6. the fitness function equals to total profit / maximum deviation (or error). GGO will try to maximize this value, thus producing very smooth equity curve (FitnessVal = aCumEquity[vTotalBars] / vMaxDev, see below).

Alternative to the total profit / max error fitness might be total profit / standard deviation. Alas, this would take up more time to calculate. The latter fitness function (TotalProfit/StdDev) would theoretically favorize solutions with well-proportioned errors from the linear equity line with only occasional outliers over jagged equity curve with a maximum outlier equal to max error. Given little difference between the two methods (I did some comparisons in excel) and faster execution of determining max error, I did chose total profit / maximum deviation (as revealed by the following code).

In the strategy code, I record the bar-by-bar equity values needed to perform the final calculation into the dynamic array aCumEquity[]:

Code: Select all

`vars:`

vTotalBars(0),

vAvgBarEqGrowth(0),

vAvgLinShift(0),

vLinEquity(0),

vMaxDev(0),

tDiffSum(0),

tCounter(0);

arrays:

aCumEquity[](0);

if BarNumber >= 1 then

begin

Array_SetMaxIndex(aCumEquity, BarNumber);

aCumEquity[BarNumber] = NetProfit + OpenPositionProfit;

vTotalBars = BarNumber;

end;

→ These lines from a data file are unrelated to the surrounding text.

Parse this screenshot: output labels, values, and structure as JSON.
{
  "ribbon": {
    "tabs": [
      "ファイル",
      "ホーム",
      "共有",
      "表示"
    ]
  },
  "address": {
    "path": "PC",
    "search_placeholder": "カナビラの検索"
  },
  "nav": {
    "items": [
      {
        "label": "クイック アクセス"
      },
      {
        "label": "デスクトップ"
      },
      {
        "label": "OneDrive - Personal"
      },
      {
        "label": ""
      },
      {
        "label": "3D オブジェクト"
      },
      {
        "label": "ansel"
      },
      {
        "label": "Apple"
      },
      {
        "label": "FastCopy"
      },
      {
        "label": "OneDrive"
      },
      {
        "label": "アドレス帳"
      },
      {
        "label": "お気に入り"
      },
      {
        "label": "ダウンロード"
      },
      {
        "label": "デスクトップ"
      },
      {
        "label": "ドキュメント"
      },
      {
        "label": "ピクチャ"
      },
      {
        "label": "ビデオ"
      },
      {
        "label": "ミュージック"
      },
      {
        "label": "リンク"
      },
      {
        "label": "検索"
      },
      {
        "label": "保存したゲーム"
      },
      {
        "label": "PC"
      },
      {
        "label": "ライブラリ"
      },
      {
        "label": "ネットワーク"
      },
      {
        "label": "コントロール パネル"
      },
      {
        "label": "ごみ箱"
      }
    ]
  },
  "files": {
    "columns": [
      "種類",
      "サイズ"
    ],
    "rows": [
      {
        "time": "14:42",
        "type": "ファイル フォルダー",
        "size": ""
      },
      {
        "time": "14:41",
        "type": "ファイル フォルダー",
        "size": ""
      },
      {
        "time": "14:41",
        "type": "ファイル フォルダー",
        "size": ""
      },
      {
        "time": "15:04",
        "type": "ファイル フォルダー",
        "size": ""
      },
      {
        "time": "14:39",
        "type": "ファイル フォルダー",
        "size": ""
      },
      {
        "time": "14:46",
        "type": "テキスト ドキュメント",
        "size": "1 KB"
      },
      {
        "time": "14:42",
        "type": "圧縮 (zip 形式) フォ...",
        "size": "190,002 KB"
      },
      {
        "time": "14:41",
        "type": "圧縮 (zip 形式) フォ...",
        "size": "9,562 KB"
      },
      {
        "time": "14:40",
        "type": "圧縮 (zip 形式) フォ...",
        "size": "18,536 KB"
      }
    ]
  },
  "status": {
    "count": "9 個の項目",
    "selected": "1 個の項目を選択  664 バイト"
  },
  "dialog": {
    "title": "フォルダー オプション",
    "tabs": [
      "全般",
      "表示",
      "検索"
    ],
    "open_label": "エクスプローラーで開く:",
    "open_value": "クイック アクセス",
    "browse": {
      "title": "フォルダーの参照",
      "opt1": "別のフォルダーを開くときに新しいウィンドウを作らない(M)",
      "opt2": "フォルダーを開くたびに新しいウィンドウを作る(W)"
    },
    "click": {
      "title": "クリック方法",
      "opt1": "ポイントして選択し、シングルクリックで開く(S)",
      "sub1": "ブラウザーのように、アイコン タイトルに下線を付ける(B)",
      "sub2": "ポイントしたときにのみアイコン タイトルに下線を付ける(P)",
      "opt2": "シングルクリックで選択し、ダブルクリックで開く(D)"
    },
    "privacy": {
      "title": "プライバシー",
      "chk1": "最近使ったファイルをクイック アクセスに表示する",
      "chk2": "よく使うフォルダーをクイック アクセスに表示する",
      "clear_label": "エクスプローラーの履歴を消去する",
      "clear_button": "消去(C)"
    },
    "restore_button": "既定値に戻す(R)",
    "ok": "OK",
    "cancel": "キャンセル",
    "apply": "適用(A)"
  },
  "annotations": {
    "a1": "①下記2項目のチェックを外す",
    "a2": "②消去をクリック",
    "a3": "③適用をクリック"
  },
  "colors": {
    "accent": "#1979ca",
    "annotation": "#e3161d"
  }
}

In GGO, I select any fitness function (for example, 2) and replace the code for that function by this one:

Code: Select all

`if FitnessType = 2 then`

if (winners + losers) > 0 then

begin

vAvgBarEqGrowth = aCumEquity[vTotalBars] / vTotalBars;

vLinEquity = vAvgBarEqGrowth; { linear equity at bar 1

will be equal to the average bar equity growth value}

for tCounter = 1 to vTotalBars

begin

tDiffSum = tDiffSum + (aCumEquity[tCounter] - vLinEquity);

vLinEquity = vLinEquity + vAvgBarEqGrowth;

end;

vAvgLinShift = tDiffSum / vTotalBars; { average deviation

from the perfectly linear, though shifted equity curve}

vLinEquity = vAvgBarEqGrowth;

for tCounter = 1 to vTotalBars

begin

vMaxDev = MaxList(vMaxDev,

AbsValue(aCumEquity[tCounter] - (vLinEquity + vAvgLinShift)));

vLinEquity = vLinEquity + vAvgBarEqGrowth;

end;

FitnessVal = aCumEquity[vTotalBars] / vMaxDev;

end

else

FitnessVal = -99999;

Real-life example of linear regression-fitness-optimized equity curve of one of my strategies: